> Work request:
Scan the entries line by line and return those with "time".

> Data to process:
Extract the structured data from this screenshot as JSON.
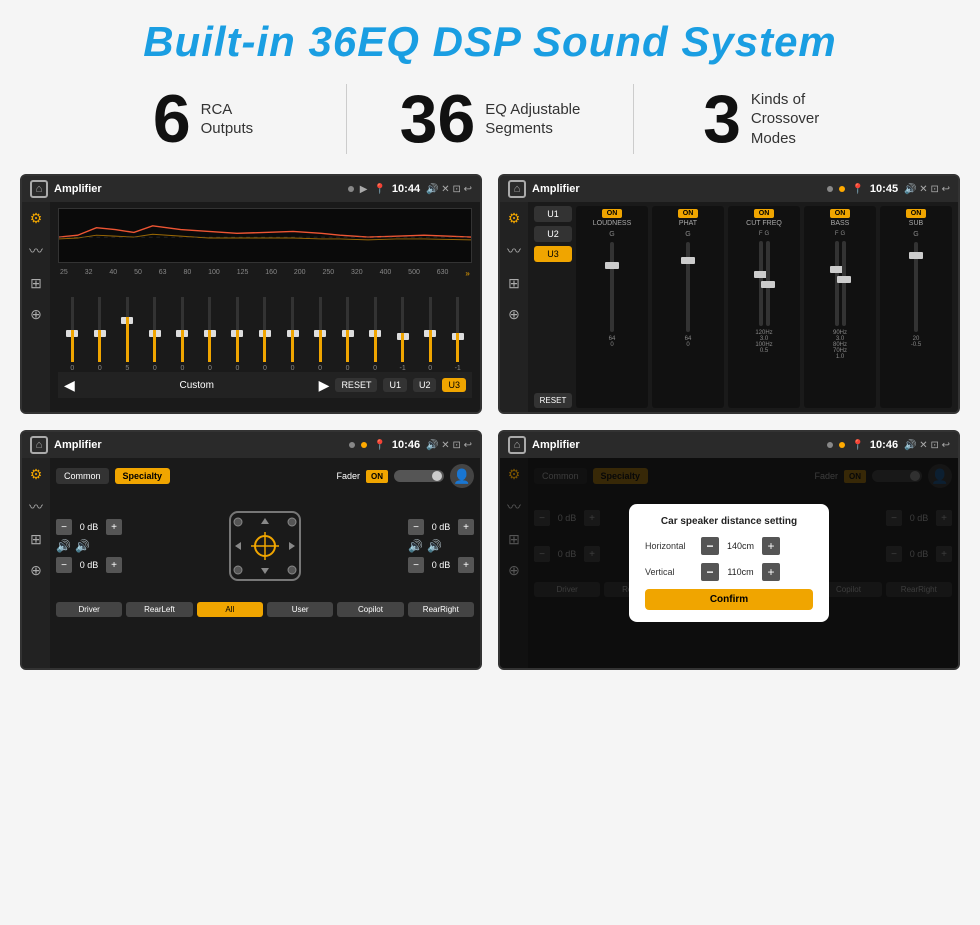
{
  "page": {
    "title": "Built-in 36EQ DSP Sound System",
    "stats": [
      {
        "number": "6",
        "label": "RCA\nOutputs"
      },
      {
        "number": "36",
        "label": "EQ Adjustable\nSegments"
      },
      {
        "number": "3",
        "label": "Kinds of\nCrossover Modes"
      }
    ]
  },
  "screens": {
    "screen1": {
      "title": "Amplifier",
      "time": "10:44",
      "freq_labels": [
        "25",
        "32",
        "40",
        "50",
        "63",
        "80",
        "100",
        "125",
        "160",
        "200",
        "250",
        "320",
        "400",
        "500",
        "630"
      ],
      "eq_values": [
        "0",
        "0",
        "5",
        "0",
        "0",
        "0",
        "0",
        "0",
        "0",
        "0",
        "0",
        "0",
        "-1",
        "0",
        "-1"
      ],
      "bottom_btns": [
        "RESET",
        "U1",
        "U2",
        "U3"
      ],
      "preset": "Custom"
    },
    "screen2": {
      "title": "Amplifier",
      "time": "10:45",
      "presets": [
        "U1",
        "U2",
        "U3"
      ],
      "active_preset": "U3",
      "channels": [
        {
          "toggle": "ON",
          "name": "LOUDNESS"
        },
        {
          "toggle": "ON",
          "name": "PHAT"
        },
        {
          "toggle": "ON",
          "name": "CUT FREQ"
        },
        {
          "toggle": "ON",
          "name": "BASS"
        },
        {
          "toggle": "ON",
          "name": "SUB"
        }
      ],
      "reset_btn": "RESET"
    },
    "screen3": {
      "title": "Amplifier",
      "time": "10:46",
      "tabs": [
        "Common",
        "Specialty"
      ],
      "active_tab": "Specialty",
      "fader_label": "Fader",
      "fader_toggle": "ON",
      "channels": [
        {
          "label": "0 dB"
        },
        {
          "label": "0 dB"
        },
        {
          "label": "0 dB"
        },
        {
          "label": "0 dB"
        }
      ],
      "bottom_btns": [
        "Driver",
        "RearLeft",
        "All",
        "User",
        "Copilot",
        "RearRight"
      ]
    },
    "screen4": {
      "title": "Amplifier",
      "time": "10:46",
      "tabs": [
        "Common",
        "Specialty"
      ],
      "dialog": {
        "title": "Car speaker distance setting",
        "rows": [
          {
            "label": "Horizontal",
            "value": "140cm"
          },
          {
            "label": "Vertical",
            "value": "110cm"
          }
        ],
        "confirm": "Confirm"
      }
    }
  }
}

> Reply to the exercise:
      "time": "10:44",
      "time": "10:45",
      "time": "10:46",
      "time": "10:46",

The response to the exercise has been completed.